North Atlantic Cloud • Joe Forkan 2010 oil on gessoed paper 7.5 x 11.5

The sea cliffs were stunning, often with drops of hundreds of feet to the ocean, and the bogs (where peat is cut for heating and bog cotton grows in the summer), reminded me of the tundra in Alaska. Viewed from a distance, the yellow/brown colors and low growth on the bogs gave a look closer to parts of the desert southwest in the US than I would have expected.

Many places I painted are on private land, but are open for hiking (or painting) as part of a system of Looped Walks throughout Ireland.

It is quite a transition to go from the population density of southern California to areas that I was able to explore in Mayo, where often I would not see another person on a three or four hour hike through areas of absolutely stunning beauty.

Many days while working near the Atlantic, where the wind is strongest, I made drawings or took notes. Other days I struggled against the wind with my easel on the cliff edges, beach rocks or bog. It’s a tough way to work, but a spectacular place to attempt it.

Here are a few of the paintings. I will be posting more later to my regular web site.

Downpour • Joe Forkan 2010 oil on gessoed paper 11.75 x 5.5

Neither here nor there…


Painting the Sea Cliffs near Ballycastle, June, 2010
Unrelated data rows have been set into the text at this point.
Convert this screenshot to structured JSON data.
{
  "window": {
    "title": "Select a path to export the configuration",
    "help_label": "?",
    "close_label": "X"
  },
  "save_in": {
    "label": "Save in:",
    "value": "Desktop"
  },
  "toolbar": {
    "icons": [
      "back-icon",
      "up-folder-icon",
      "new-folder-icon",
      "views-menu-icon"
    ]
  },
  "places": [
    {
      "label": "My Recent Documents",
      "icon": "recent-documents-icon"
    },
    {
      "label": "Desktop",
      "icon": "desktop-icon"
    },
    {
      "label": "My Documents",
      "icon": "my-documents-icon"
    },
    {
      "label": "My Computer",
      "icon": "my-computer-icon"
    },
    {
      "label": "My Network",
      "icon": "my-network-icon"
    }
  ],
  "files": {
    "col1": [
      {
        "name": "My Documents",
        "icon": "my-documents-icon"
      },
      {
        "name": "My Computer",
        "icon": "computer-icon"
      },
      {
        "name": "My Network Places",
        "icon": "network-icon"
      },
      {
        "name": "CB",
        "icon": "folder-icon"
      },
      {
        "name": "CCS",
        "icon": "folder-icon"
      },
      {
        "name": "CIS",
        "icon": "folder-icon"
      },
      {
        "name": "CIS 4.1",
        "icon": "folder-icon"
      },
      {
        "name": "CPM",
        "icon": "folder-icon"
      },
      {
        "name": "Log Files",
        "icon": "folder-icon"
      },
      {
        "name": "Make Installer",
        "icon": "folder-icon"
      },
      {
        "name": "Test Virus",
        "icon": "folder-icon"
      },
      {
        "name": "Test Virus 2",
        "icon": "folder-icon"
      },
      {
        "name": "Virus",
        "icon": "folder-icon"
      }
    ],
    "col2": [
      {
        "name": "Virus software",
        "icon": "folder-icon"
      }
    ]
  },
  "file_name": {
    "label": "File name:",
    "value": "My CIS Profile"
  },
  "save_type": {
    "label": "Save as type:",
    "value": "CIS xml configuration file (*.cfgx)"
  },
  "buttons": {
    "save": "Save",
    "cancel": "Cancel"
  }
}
My residency at the Ballinglen Arts Foundation in Ireland has come to an end.

I was lucky to be in Ireland for a very temperate summer, and was outside nearly every day painting, exploring, or both. With daylight lasting from 4:30am until 11:00pm, there was plenty of time to work and enjoy being in such an amazing place.

I had planned on posting paintings to the site while in Ballycastle, but decided I’d rather be wandering around Ireland than staring into a computer screen.

I’ll put some work up soon.

(I finally got to see Caravaggio’s The Taking of Christ, which was in Rome when I arrived in Dublin. It is now back at the National Gallery. It was great to see it in person, especially after basing one of the Lebowski paintings on it.)